Every vote counts for supporters of Proposition 39, but some votes are arguably more influential than others. One that fits into this category is the recent endorsement by President pro tempore of the California State Senate, Darrell Steinberg. Steinberg’s views will resonate with a wide audience in different ways, and there is no doubt that he has the needs of the people in mind.
Like many other leaders across California, Steinberg is optimistic for a level playing field.
Proposition 39 is all about restoring some sense of equality to the Californian job market. The major change here is the closure of that loophole and the implementation of a single sales factor for multi-state companies. The idea here is that the current landscape is completely unfair to the average Californian worker, businessman, and taxpayer. Steinberg sees no reason why out-of-state companies should enjoy tax breaks, while local entrepreneurs suffer. Business opportunities in California should favor those in the state, with improved revenue and job opportunities.
He also runs with the idea of, if other states can see the benefit here, why can’t we?
Steinberg is keen to point out that this issue is not new to California, as other local governments dealt with the problem in the past. However, California is one of the few to let it continue for so long. Twenty-three other states across America have already closed this loophole in their laws to enjoy the benefits. Steinberg feels that it is high time that California followed suit with this “no-brainer” approach. He has no doubt the result will mean greater competition and economic benefits for the area. He believes that the time has come to put the power in the hands of the people to deal with the issue once and for all.
Of course, there is also the added fact that there are billions of dollars in revenue to share out across the state.
There is a reliable forecast that this proposition will allow for $1 billion in revenue per year. This is the money saved by cutting off these tax breaks and favors for out-of-state companies. Leaders are set to split this revenue between public services and green energy initiatives for the first five years. This means five years of opportunities to improve local education and health facilities for workers and their families. It also provides new ventures for energy efficiency and green energy for skilled Californian workers.
The steady stream of growing support for Proposition 39 is impressive. There are many spokespeople from many organizations highlighting the potential of the measure.
Many have some vested interest in the income concerning personal gains – such as the labor leaders looking for job prospects, or the nurses after an improvement in healthcare with the revenue money. Proposition 39 is joined by educational groups, business organizations, labor unions, and other groups including the American Lung Association/California, California Alliance for Retired Americans, CA NOW, California Church IMPACT, Latin Business Association, California Labor Federation, the Los Angeles/Orange Counties Building & Construction Trades Council and the California League of Conservation Voters.

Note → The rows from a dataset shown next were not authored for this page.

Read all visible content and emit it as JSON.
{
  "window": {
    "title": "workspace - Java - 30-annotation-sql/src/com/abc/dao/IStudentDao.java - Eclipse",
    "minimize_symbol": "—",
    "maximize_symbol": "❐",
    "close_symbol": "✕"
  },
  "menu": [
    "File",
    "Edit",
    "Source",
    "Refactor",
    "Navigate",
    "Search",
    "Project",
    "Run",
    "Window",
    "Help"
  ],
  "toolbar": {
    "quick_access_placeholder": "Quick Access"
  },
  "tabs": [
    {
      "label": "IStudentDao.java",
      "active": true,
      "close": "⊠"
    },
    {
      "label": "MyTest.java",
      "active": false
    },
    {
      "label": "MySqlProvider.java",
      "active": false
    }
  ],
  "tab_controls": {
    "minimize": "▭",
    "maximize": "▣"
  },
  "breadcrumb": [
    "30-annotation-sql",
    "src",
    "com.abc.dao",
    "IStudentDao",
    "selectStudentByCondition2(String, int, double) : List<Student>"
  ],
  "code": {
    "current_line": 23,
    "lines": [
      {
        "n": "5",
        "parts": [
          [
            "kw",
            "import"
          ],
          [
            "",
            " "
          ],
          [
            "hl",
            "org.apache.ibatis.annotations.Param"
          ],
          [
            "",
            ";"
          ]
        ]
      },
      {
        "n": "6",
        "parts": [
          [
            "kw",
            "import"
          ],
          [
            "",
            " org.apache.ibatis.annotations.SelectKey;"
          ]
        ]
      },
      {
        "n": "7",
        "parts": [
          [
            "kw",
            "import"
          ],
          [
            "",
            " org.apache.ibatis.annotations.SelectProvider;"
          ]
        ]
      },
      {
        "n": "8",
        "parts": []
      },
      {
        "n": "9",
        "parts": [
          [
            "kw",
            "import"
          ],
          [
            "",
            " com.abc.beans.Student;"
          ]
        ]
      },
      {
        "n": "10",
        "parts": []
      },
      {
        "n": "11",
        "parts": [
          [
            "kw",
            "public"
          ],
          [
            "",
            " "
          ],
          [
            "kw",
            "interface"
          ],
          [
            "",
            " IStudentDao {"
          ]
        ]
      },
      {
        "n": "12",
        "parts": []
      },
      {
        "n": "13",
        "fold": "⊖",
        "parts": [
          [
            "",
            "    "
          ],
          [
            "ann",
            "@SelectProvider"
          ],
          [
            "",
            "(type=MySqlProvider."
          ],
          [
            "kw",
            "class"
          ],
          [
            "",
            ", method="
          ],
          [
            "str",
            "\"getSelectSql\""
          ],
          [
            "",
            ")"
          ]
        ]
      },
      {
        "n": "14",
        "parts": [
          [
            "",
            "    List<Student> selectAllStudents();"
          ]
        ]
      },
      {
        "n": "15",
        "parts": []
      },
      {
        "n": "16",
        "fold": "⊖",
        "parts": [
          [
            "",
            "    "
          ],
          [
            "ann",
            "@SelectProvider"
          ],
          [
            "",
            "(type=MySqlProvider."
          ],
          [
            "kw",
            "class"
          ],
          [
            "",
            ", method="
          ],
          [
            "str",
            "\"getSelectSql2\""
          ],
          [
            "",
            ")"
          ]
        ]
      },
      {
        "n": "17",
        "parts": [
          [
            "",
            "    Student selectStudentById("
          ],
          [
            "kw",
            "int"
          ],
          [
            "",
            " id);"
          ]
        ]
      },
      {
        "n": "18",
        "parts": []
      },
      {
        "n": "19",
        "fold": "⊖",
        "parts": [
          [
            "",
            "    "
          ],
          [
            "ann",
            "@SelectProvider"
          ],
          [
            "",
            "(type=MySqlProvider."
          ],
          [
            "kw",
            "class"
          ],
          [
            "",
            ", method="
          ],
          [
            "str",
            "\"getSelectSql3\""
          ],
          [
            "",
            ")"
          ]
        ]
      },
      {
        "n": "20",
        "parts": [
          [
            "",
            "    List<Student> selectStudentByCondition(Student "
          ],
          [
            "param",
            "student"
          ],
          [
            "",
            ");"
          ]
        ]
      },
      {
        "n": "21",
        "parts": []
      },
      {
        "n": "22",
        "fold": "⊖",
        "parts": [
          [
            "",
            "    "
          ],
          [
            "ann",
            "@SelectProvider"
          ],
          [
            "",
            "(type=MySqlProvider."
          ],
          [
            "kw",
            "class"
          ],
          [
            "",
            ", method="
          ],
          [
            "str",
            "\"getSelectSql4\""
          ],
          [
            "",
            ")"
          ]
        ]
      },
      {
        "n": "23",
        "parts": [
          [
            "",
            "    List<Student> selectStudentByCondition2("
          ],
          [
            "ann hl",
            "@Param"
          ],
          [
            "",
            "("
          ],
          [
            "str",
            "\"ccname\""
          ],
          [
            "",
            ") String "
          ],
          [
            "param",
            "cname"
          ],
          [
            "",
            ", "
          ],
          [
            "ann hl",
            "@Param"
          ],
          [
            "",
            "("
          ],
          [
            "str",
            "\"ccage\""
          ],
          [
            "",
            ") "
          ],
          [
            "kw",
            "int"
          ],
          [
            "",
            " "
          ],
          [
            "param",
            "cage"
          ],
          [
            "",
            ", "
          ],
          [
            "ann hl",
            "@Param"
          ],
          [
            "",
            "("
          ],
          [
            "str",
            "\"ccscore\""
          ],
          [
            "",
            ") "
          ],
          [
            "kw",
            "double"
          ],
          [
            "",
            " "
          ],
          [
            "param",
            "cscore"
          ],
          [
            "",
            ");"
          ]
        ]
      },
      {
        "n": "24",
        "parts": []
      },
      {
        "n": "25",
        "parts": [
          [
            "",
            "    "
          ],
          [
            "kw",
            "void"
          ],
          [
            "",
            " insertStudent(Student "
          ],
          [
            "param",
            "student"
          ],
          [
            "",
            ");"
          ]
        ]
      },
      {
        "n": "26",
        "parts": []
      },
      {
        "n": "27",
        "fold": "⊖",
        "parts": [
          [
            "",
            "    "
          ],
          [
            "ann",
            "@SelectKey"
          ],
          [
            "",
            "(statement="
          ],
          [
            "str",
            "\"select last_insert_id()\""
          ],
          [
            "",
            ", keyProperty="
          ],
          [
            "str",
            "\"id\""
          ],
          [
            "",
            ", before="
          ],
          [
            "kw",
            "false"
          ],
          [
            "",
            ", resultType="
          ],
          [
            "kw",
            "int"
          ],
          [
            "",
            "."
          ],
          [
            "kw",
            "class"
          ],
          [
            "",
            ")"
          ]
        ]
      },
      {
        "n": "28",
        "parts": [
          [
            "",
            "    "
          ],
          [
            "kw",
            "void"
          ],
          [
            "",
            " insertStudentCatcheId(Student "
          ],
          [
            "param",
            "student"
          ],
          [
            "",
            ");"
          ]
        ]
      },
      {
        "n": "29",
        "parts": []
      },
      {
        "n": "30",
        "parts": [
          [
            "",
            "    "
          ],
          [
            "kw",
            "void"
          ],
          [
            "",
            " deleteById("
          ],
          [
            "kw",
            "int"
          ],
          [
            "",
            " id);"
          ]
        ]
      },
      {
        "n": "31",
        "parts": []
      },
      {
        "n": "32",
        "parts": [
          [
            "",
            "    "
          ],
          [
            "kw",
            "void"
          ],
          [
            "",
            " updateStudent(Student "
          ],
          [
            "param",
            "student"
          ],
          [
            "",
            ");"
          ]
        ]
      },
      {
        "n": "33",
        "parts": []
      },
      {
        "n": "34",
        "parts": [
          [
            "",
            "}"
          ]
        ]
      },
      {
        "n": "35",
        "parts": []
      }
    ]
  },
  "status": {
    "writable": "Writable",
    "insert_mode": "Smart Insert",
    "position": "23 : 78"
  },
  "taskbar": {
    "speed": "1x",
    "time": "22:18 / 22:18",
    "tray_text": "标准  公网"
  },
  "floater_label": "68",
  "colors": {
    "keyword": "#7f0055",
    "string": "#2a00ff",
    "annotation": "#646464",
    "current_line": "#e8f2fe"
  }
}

This growing list of Yes-voting politicians is important. There is the sense with some voters that there is a divide between the lawmakers and the people on this issue. They watch as lobbyists and cash incentives seem to block proposals to clear this loophole. This high-end endorsement is encouraging for all those considering their vote on Prop 39.